#### Brief
Give the number of lines in the entries below that hold "Shrikant", with no accompanying words.

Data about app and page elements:
+ + +
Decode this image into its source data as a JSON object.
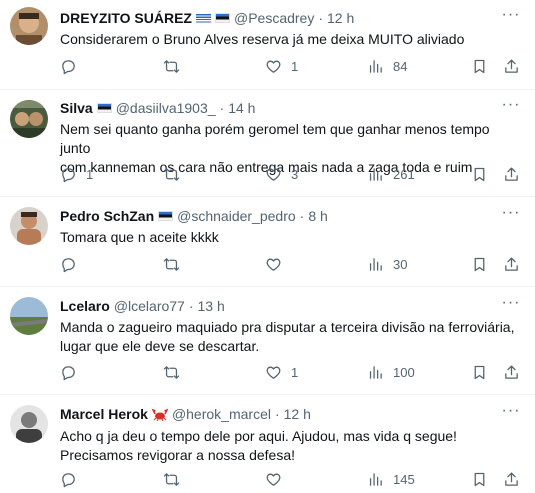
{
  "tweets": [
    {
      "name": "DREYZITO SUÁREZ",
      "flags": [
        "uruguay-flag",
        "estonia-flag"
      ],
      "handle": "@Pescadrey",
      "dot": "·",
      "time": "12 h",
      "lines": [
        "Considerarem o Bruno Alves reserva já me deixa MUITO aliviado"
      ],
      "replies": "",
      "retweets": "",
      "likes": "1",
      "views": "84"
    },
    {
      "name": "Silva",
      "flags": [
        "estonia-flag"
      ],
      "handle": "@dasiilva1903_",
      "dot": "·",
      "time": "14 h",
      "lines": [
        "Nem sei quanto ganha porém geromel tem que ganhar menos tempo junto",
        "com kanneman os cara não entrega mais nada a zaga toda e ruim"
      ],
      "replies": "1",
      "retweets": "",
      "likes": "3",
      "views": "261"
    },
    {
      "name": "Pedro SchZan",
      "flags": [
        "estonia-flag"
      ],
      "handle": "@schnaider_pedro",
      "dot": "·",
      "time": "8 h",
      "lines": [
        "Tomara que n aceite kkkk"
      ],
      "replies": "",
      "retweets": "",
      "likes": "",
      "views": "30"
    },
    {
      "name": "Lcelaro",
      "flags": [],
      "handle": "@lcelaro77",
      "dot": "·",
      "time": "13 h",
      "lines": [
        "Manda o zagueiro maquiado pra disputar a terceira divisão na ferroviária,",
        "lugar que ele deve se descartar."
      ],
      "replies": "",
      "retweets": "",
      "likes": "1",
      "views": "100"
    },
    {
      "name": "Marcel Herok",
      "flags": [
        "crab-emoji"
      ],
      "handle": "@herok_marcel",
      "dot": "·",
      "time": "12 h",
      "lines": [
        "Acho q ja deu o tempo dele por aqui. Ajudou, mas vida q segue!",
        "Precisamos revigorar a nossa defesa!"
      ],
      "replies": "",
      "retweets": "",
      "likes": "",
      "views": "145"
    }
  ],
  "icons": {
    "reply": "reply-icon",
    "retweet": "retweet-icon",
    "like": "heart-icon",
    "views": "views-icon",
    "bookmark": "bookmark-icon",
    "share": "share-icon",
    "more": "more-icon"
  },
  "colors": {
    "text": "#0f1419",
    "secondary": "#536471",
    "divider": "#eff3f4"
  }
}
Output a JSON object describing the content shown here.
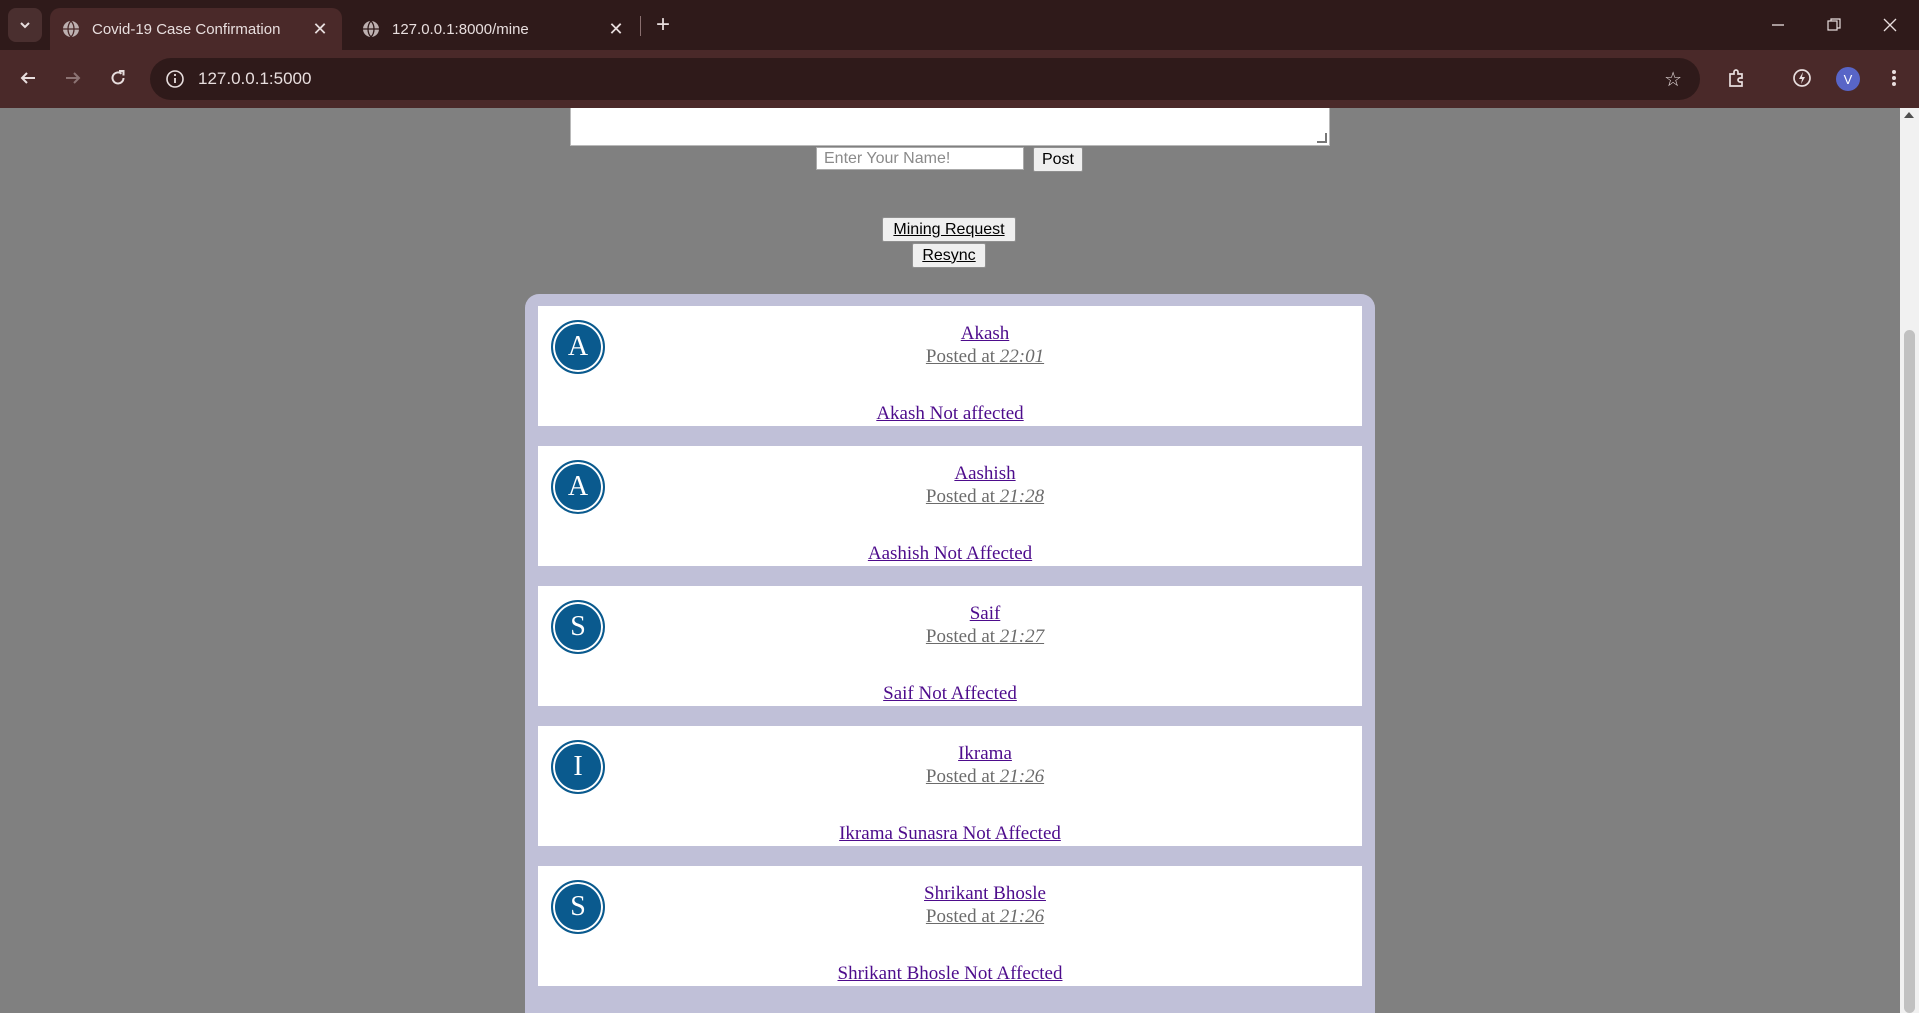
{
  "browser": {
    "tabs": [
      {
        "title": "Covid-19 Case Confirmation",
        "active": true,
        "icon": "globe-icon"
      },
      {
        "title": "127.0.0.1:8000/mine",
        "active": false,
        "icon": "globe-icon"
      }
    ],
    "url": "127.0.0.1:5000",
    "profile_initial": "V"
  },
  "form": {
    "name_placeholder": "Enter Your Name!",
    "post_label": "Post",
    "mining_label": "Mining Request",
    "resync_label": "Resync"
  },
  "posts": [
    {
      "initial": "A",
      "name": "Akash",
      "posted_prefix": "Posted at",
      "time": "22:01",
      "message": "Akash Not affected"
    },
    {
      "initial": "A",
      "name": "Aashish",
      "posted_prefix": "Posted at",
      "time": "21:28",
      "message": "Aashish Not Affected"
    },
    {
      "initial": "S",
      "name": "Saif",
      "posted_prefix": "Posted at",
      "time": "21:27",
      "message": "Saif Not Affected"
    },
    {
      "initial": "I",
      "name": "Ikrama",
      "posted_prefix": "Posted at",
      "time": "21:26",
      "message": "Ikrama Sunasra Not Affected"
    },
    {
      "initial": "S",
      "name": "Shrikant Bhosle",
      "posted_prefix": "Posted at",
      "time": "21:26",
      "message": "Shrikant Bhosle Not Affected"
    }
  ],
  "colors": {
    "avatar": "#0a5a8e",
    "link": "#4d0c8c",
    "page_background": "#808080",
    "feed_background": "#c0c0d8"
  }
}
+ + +
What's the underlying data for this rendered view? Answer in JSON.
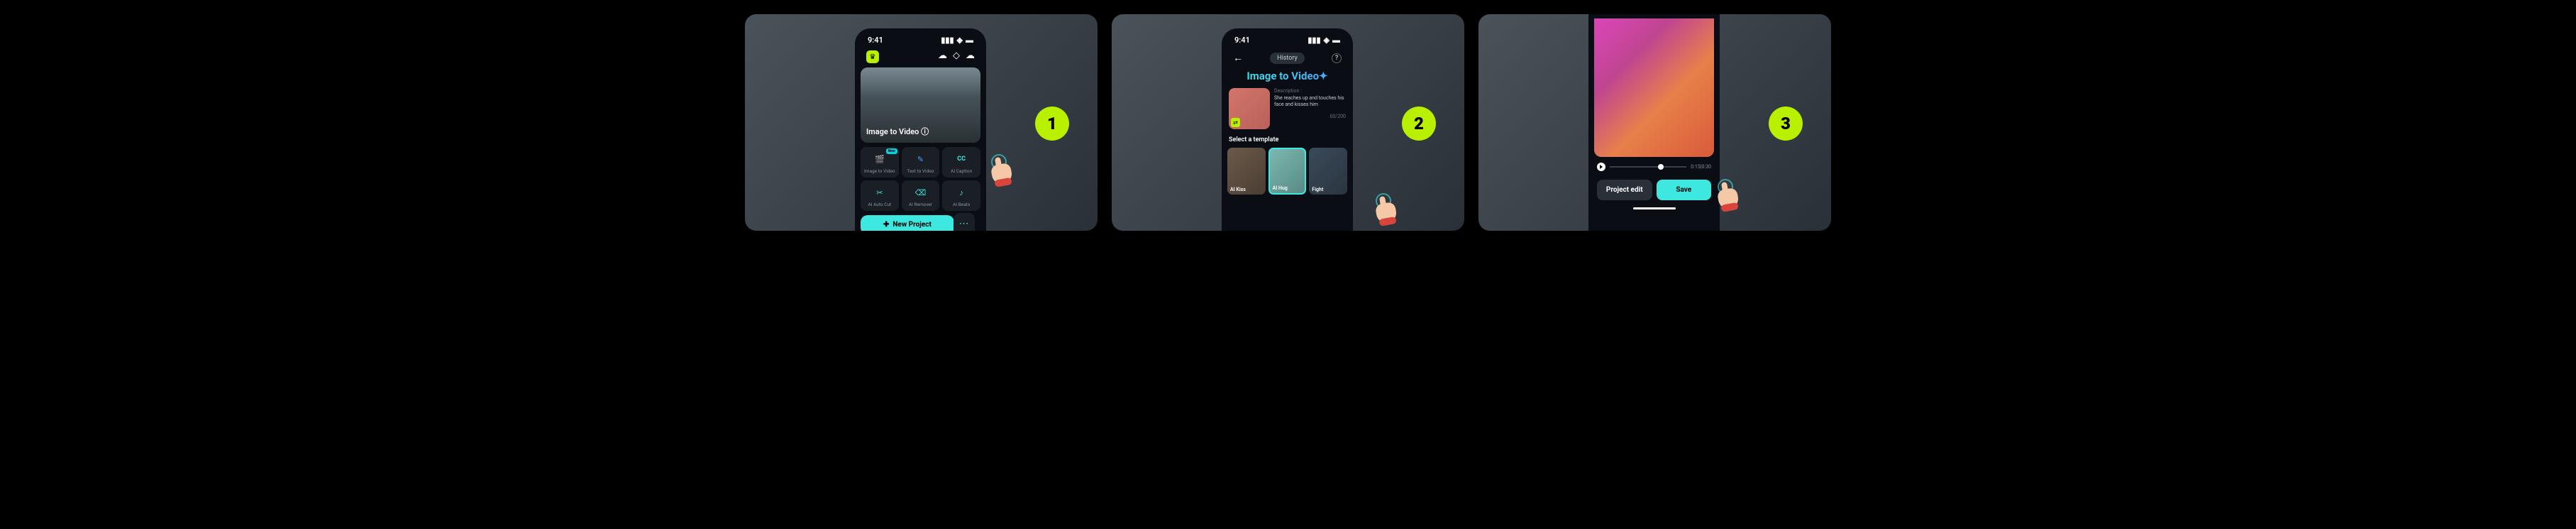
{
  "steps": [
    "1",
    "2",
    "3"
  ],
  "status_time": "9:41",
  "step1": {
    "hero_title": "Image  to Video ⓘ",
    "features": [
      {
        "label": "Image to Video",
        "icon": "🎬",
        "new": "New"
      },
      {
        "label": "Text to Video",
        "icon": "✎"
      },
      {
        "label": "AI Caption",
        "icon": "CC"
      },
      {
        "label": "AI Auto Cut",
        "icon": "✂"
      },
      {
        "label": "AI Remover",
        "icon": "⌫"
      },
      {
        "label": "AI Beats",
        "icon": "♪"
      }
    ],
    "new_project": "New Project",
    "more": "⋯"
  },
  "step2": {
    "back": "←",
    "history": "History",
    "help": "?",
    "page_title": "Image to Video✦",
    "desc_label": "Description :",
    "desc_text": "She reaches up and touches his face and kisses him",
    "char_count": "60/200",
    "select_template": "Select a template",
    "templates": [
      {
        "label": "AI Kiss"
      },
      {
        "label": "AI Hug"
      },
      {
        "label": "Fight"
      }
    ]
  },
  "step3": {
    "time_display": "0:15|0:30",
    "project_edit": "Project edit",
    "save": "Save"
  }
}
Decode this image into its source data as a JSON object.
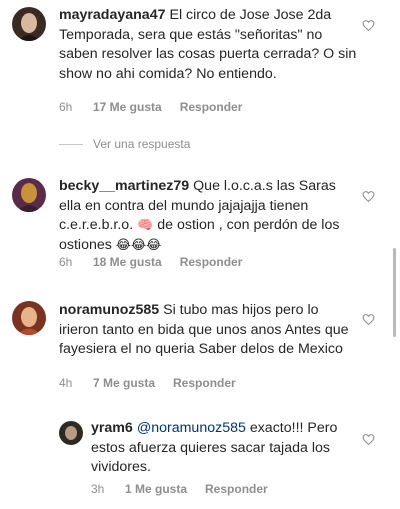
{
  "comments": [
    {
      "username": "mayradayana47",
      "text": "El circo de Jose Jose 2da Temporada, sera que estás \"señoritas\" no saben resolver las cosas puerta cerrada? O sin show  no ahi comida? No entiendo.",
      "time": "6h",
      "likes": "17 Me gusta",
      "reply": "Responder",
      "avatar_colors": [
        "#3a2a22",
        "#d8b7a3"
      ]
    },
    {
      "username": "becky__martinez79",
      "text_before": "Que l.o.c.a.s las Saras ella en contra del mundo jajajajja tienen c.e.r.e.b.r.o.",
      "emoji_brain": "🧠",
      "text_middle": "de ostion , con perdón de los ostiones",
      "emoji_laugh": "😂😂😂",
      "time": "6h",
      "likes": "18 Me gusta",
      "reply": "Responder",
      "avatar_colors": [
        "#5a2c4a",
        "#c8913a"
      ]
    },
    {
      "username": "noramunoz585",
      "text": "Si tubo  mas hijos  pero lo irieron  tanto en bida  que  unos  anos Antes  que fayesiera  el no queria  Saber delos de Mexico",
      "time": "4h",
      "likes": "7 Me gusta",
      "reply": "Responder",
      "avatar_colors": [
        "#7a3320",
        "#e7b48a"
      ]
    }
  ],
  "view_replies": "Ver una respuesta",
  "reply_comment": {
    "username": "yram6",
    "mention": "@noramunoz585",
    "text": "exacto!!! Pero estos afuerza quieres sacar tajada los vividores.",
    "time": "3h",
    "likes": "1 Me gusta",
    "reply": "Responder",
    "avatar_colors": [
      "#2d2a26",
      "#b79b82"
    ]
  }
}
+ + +
#### Solution to the problem
2